[Saved entries]
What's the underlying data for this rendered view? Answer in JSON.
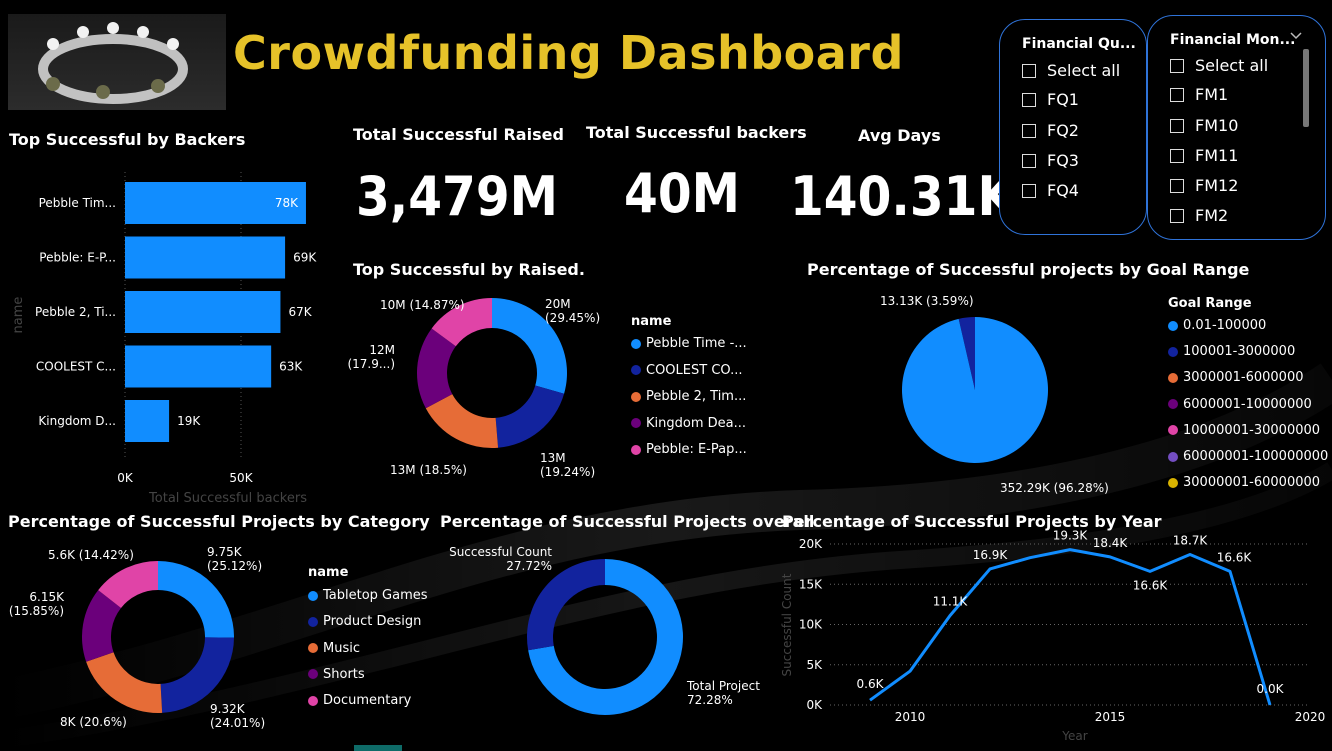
{
  "header": {
    "title": "Crowdfunding Dashboard"
  },
  "kpis": [
    {
      "label": "Total Successful Raised",
      "value": "3,479M"
    },
    {
      "label": "Total Successful backers",
      "value": "40M"
    },
    {
      "label": "Avg Days",
      "value": "140.31K"
    }
  ],
  "slicer_quarter": {
    "title": "Financial Qu...",
    "items": [
      "Select all",
      "FQ1",
      "FQ2",
      "FQ3",
      "FQ4"
    ]
  },
  "slicer_month": {
    "title": "Financial Mon...",
    "items": [
      "Select all",
      "FM1",
      "FM10",
      "FM11",
      "FM12",
      "FM2"
    ]
  },
  "colors": {
    "accent_blue": "#118DFF",
    "navy": "#12239E",
    "orange": "#E66C37",
    "purple": "#6B007B",
    "pink": "#E044A7",
    "violet": "#744EC2",
    "gold": "#D9B300",
    "title_gold": "#E6C229"
  },
  "chart_data": [
    {
      "type": "bar",
      "title": "Top Successful by Backers",
      "xlabel": "Total Successful backers",
      "ylabel": "name",
      "categories": [
        "Pebble Tim...",
        "Pebble: E-P...",
        "Pebble 2, Ti...",
        "COOLEST C...",
        "Kingdom D..."
      ],
      "values": [
        78,
        69,
        67,
        63,
        19
      ],
      "value_labels": [
        "78K",
        "69K",
        "67K",
        "63K",
        "19K"
      ],
      "x_ticks": [
        "0K",
        "50K"
      ],
      "xlim": [
        0,
        100
      ]
    },
    {
      "type": "pie",
      "donut": true,
      "title": "Top Successful by Raised.",
      "legend_title": "name",
      "legend": [
        "Pebble Time -...",
        "COOLEST CO...",
        "Pebble 2, Tim...",
        "Kingdom Dea...",
        "Pebble: E-Pap..."
      ],
      "values": [
        20,
        13,
        13,
        12,
        10
      ],
      "percents": [
        29.45,
        19.24,
        18.5,
        17.9,
        14.87
      ],
      "labels": [
        [
          "20M",
          "(29.45%)"
        ],
        [
          "13M",
          "(19.24%)"
        ],
        [
          "13M (18.5%)"
        ],
        [
          "12M",
          "(17.9...)"
        ],
        [
          "10M (14.87%)"
        ]
      ]
    },
    {
      "type": "pie",
      "title": "Percentage of Successful projects by Goal Range",
      "legend_title": "Goal Range",
      "legend": [
        "0.01-100000",
        "100001-3000000",
        "3000001-6000000",
        "6000001-10000000",
        "10000001-30000000",
        "60000001-100000000",
        "30000001-60000000"
      ],
      "values": [
        352.29,
        13.13
      ],
      "percents": [
        96.28,
        3.59
      ],
      "labels": [
        "352.29K (96.28%)",
        "13.13K (3.59%)"
      ]
    },
    {
      "type": "pie",
      "donut": true,
      "title": "Percentage of Successful Projects by Category",
      "legend_title": "name",
      "legend": [
        "Tabletop Games",
        "Product Design",
        "Music",
        "Shorts",
        "Documentary"
      ],
      "values": [
        9.75,
        9.32,
        8,
        6.15,
        5.6
      ],
      "percents": [
        25.12,
        24.01,
        20.6,
        15.85,
        14.42
      ],
      "labels": [
        [
          "9.75K",
          "(25.12%)"
        ],
        [
          "9.32K",
          "(24.01%)"
        ],
        [
          "8K (20.6%)"
        ],
        [
          "6.15K",
          "(15.85%)"
        ],
        [
          "5.6K (14.42%)"
        ]
      ]
    },
    {
      "type": "pie",
      "donut": true,
      "title": "Percentage of Successful Projects overall",
      "categories": [
        "Successful Count",
        "Total Project"
      ],
      "percents": [
        27.72,
        72.28
      ],
      "labels": [
        [
          "Successful Count",
          "27.72%"
        ],
        [
          "Total Project",
          "72.28%"
        ]
      ]
    },
    {
      "type": "line",
      "title": "Percentage of Successful Projects by Year",
      "xlabel": "Year",
      "ylabel": "Successful Count",
      "x": [
        2009,
        2010,
        2011,
        2012,
        2013,
        2014,
        2015,
        2016,
        2017,
        2018,
        2019
      ],
      "y": [
        0.6,
        4.2,
        11.1,
        16.9,
        18.3,
        19.3,
        18.4,
        16.6,
        18.7,
        16.6,
        0.0
      ],
      "point_labels": [
        "0.6K",
        null,
        "11.1K",
        "16.9K",
        null,
        "19.3K",
        "18.4K",
        "16.6K",
        "18.7K",
        "16.6K",
        "0.0K"
      ],
      "y_ticks": [
        "0K",
        "5K",
        "10K",
        "15K",
        "20K"
      ],
      "x_ticks": [
        "2010",
        "2015",
        "2020"
      ],
      "xlim": [
        2008,
        2020
      ],
      "ylim": [
        0,
        20
      ]
    }
  ]
}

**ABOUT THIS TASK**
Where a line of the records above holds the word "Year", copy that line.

**WRITTEN ANSWER**
      "title": "Percentage of Successful Projects by Year",
      "xlabel": "Year",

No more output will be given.